John Choiroboskos

1. Biographical information

The little that is known about John Choiroboskos is fragmentary information that have survived in the historical work Syngraphikai Historiai (Συγγραφικαί Ἱστορίαι) by George Pachymeres. The Byzantine historian mentions that John was a youth of Bulgarian descent whose name was Matzoukatos1and who was also called Choiroboskos2 because of his prior occupation.

Around 13033 John assembled a battalion of around three hundred men and volunteered to serve under co-emperor Michael IX Palaiologos in the war against the Muslims in Asia Minor, although the battalion consisted of men without any military experience. This somewhat unexpected proposal caused the suspicions of the Byzantine emperor and his advisors; not out of fear for the possible death of the members of the inexperienced men but mostly out of concern for the turmoil that the appearance of a group of armed peasants could arise among the Byzantine rural population.4 Therefore, as a precaution, John Choiroboskos was arrested and put in prison for nine months.

2. Activity

2.1. Activity in Asia Minor

John Choiroboskos however managed to escape and he even made use of same sort of ecclesiastical immunity to stay free. Moreover, instead of lose his courage to his arrest, he went on to organize a new battalion, gathering refugees from Asia Minor. It is clear that he was an unusual individual, combining the temperament of a peasant, of a warrior and an adventurer.

Later, as leader of his troupes, he headed to Asia Minor where he fought against the Ottomans. These conflicts took place mainly in the area around the Scamander River. After its initial success however, Choiroboskos’ battalion disbanded and he himself was imprisoned. For a second time in a short period, he lost his freedom. But it seems that this did not daunt him either.

2.2. Activity in the area of Thessaloniki

About Choiroboskos’ subsequent fortune, Pachymeres offers two versions: according to the first he was murdered, while according to the second, which the Byzantine historian considers more likely, John Choiroboskos managed to escape from captivity and returned to the Balkans.

For a second time he offered his services to the emperor Michael IX, visiting him at his camp. This time the situation was different: the Empire facing the threat of the raids of the Catalan mercenaries who had sided with the Muslims, the emperor accepted Choiroboskos’ offer.

John was honoured with the title of sebastos, which during the late Byzantine period was given to the commanders of foreign mercenaries,5 and in this way he entered into the service of the Byzantine army. With permission from the emperor he assembled a battalion of a thousand men to fight against the Ottomans, and carried out his operations in the area of Thessaloniki.

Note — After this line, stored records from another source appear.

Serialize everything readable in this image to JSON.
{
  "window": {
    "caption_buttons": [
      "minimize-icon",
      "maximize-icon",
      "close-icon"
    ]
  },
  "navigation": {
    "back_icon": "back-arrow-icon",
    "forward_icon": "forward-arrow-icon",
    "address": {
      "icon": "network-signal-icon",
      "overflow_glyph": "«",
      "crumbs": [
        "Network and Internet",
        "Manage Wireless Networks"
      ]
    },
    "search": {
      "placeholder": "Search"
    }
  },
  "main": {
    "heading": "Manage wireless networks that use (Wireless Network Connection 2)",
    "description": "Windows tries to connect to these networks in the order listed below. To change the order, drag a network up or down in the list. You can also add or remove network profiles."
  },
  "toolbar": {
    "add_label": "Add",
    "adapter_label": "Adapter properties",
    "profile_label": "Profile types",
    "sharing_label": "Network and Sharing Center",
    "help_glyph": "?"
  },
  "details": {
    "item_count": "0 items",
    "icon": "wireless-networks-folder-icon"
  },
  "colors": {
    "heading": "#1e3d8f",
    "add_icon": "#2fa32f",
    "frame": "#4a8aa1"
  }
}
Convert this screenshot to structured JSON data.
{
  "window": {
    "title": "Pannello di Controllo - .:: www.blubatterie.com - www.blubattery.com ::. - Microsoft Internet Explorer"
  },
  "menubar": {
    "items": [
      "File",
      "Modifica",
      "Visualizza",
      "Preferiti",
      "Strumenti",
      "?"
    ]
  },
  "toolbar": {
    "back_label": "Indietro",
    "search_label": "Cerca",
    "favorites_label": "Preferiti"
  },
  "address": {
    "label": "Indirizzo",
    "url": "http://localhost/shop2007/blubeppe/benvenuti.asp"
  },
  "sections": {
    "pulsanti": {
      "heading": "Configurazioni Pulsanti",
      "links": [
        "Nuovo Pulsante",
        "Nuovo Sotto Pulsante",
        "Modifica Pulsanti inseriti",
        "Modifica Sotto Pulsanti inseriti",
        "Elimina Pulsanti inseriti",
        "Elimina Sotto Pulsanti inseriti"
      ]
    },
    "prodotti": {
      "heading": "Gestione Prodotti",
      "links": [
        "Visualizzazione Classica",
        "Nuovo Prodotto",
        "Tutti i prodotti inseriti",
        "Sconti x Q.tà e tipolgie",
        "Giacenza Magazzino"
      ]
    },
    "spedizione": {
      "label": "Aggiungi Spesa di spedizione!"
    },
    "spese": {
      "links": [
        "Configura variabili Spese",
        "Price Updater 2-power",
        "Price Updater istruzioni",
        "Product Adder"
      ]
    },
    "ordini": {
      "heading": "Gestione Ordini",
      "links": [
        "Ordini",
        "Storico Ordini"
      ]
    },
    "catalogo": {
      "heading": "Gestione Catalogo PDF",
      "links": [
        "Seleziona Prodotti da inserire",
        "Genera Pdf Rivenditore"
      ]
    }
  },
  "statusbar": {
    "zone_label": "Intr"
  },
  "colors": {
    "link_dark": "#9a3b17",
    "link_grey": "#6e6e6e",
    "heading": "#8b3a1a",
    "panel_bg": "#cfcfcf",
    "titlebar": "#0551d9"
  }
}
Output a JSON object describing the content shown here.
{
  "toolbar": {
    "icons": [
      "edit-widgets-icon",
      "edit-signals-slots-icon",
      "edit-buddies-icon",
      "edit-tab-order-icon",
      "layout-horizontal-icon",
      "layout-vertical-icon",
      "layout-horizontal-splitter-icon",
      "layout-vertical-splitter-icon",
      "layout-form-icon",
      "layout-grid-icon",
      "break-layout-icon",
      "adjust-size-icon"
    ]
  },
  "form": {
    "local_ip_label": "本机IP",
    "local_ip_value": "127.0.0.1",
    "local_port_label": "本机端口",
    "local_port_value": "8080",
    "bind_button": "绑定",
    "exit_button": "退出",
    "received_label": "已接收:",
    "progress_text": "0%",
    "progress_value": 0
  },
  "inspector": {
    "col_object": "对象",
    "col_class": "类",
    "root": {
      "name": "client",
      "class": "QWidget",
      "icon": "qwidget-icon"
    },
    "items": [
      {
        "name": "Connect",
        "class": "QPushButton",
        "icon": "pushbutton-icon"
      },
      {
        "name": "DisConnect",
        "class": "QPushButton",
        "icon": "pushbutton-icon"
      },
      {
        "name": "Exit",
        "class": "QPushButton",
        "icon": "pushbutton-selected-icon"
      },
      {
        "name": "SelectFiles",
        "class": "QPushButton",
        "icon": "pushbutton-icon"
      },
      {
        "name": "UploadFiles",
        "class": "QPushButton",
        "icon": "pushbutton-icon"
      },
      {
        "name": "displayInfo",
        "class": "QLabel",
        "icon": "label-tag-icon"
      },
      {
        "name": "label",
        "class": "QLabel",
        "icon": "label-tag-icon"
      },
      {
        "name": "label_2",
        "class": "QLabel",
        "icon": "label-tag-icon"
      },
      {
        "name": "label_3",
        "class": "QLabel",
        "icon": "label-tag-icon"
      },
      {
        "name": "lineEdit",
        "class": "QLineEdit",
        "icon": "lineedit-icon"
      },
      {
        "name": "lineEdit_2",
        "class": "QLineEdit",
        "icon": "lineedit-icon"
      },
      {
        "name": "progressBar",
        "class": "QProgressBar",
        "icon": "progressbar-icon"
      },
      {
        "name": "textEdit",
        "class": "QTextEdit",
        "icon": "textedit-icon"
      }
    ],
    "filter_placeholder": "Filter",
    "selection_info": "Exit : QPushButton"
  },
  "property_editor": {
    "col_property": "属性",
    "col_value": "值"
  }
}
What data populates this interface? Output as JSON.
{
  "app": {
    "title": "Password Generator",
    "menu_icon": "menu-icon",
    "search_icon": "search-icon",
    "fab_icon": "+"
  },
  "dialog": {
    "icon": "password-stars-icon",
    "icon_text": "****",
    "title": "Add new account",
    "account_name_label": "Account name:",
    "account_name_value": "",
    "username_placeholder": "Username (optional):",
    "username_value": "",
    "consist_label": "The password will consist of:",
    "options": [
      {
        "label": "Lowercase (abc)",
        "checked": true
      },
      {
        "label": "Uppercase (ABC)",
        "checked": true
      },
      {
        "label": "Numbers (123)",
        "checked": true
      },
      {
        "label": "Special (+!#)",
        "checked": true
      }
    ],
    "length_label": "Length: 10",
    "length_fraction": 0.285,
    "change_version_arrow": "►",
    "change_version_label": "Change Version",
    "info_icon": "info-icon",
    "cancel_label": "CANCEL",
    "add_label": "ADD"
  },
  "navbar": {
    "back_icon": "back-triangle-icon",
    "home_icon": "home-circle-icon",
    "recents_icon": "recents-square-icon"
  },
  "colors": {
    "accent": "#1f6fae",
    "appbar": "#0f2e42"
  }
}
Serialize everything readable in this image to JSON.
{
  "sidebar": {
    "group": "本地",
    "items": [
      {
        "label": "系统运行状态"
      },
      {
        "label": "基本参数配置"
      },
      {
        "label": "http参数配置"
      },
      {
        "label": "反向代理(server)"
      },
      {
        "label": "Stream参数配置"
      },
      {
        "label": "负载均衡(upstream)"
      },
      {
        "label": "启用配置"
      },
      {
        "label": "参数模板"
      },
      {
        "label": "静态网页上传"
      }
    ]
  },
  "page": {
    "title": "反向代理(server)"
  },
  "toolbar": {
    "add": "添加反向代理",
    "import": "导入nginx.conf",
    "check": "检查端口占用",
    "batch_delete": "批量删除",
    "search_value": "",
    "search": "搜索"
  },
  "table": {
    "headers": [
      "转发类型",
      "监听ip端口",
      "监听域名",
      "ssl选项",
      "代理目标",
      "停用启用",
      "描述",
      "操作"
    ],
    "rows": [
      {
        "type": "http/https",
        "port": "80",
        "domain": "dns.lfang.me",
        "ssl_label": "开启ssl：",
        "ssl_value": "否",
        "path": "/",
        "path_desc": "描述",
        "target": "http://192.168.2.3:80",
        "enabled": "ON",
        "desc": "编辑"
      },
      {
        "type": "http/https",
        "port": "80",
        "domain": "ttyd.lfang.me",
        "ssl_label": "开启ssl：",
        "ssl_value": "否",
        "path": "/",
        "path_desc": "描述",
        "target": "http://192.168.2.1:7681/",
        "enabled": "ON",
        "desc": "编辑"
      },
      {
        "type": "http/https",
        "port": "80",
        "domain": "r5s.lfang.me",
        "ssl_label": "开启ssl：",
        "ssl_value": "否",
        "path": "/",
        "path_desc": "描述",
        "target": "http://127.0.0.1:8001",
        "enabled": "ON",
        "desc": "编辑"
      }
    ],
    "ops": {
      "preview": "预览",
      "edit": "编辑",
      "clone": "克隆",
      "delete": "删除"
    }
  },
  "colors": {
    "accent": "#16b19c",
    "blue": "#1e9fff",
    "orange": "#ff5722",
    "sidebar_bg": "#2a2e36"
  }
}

These events took place around 1307 and definitely not before this date. It appears however that Choiroboskos’ battalion very quickly became a gang which terrorized the outskirts of the second largest Byzantine city.6At this point the traces of John Choiroboskos are lost and Pachymeres provides no more information about him.

1. The family name Matzoukatos is not unknown in late Byzantium. See Prosopographisches Lexikon der Palaiologenzeit, 7 (Wien 1985), no. 17276-17279, p. 148.

2. We know of a Byzantine scholar from the early 9th century by the name of George Choiroboskos, while from the late Byzantine period survives information about a certain foreigner, Drazos Choiroboskos from Macedonia (1320), see Prosopographisches Lexikon der Palaiologenzeit, 7 (Wien 1985), no. 30875, p. 222.

3. During this period Michael IX was in Asia Minor (spring of 1302 – January 1304). See Georges Pachymérès Relations Historiques, A. Failler (ed.), IV (Paris 1999), pp. 484-485, note 55.

4. Божилов И., Българите във Византийската империя (София 1995) [Božilov, I., Bŭlgarite vŭn Vizantijskata imperija, Sofia 1995], no. 449, p. 355.

5. Ahrweiler, H., «Le sébaste chef de groupes ethniques» in Polychronion. Festschrift F. Dölger (Heidelberg 1966), pp. 34-38.

6. Laiou, A., Constantinople and the Latins. The Foreign Policy of Andronicus II, 1282-1328 (Cambridge Mass. 1972), p. 192.